→ Data provided:
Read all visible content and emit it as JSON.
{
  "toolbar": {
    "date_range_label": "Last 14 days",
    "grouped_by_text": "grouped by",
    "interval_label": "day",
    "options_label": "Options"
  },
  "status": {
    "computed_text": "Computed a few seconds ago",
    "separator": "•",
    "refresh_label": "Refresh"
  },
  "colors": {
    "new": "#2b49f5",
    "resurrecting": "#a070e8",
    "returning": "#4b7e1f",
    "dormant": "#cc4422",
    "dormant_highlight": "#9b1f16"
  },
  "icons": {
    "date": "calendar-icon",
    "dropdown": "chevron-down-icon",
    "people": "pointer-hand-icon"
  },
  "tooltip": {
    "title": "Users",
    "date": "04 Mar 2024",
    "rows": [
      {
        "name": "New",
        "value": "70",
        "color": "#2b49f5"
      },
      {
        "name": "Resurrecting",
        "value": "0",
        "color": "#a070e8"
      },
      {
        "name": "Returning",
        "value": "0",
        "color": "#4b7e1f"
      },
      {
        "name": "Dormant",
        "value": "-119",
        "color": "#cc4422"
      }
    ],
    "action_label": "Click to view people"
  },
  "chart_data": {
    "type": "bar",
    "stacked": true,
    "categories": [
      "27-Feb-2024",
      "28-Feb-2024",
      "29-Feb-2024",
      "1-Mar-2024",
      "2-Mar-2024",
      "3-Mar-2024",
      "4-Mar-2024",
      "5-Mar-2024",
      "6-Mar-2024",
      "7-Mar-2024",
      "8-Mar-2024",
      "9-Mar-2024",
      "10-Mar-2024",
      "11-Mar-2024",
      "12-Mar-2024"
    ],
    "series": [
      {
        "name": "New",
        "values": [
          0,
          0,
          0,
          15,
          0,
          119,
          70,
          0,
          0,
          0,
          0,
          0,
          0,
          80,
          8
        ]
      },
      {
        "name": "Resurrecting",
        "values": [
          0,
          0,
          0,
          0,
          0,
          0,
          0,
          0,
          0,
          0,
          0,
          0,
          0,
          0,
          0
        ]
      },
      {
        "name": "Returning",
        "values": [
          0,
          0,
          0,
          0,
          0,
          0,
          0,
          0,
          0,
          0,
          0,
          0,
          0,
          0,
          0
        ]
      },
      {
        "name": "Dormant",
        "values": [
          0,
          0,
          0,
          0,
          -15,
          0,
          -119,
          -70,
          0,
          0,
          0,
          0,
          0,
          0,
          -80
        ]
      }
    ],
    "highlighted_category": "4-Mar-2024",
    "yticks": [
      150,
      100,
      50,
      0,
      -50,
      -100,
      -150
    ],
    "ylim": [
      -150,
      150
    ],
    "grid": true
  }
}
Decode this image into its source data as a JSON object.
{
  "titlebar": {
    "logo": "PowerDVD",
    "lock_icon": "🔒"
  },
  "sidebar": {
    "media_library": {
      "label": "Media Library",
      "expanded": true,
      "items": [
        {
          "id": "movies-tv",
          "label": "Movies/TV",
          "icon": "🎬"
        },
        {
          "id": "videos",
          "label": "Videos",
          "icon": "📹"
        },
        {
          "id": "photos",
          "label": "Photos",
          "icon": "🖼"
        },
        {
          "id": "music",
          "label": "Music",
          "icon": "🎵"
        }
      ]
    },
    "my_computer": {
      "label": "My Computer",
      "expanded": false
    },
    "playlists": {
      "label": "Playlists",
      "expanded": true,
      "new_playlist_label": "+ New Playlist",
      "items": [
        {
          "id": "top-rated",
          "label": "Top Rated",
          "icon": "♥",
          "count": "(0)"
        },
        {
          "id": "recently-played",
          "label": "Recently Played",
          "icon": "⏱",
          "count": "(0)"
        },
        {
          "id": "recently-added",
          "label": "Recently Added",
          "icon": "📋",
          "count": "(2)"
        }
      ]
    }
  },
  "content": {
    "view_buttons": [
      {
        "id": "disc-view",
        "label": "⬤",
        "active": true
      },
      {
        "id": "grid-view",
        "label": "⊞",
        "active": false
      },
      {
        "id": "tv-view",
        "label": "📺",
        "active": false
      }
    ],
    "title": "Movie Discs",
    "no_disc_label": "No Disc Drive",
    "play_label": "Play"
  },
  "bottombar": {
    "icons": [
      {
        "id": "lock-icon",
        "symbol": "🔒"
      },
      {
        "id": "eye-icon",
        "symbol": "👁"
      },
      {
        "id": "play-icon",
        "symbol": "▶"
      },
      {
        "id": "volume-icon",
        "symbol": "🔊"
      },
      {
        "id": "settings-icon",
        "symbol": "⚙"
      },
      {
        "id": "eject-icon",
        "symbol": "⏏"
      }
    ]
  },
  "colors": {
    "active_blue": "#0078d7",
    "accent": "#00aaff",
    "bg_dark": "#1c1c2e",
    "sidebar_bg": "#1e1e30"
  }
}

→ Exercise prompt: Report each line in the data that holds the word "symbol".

→ Reply to the task:
        "symbol": "🔒"
        "symbol": "👁"
        "symbol": "▶"
        "symbol": "🔊"
        "symbol": "⚙"
        "symbol": "⏏"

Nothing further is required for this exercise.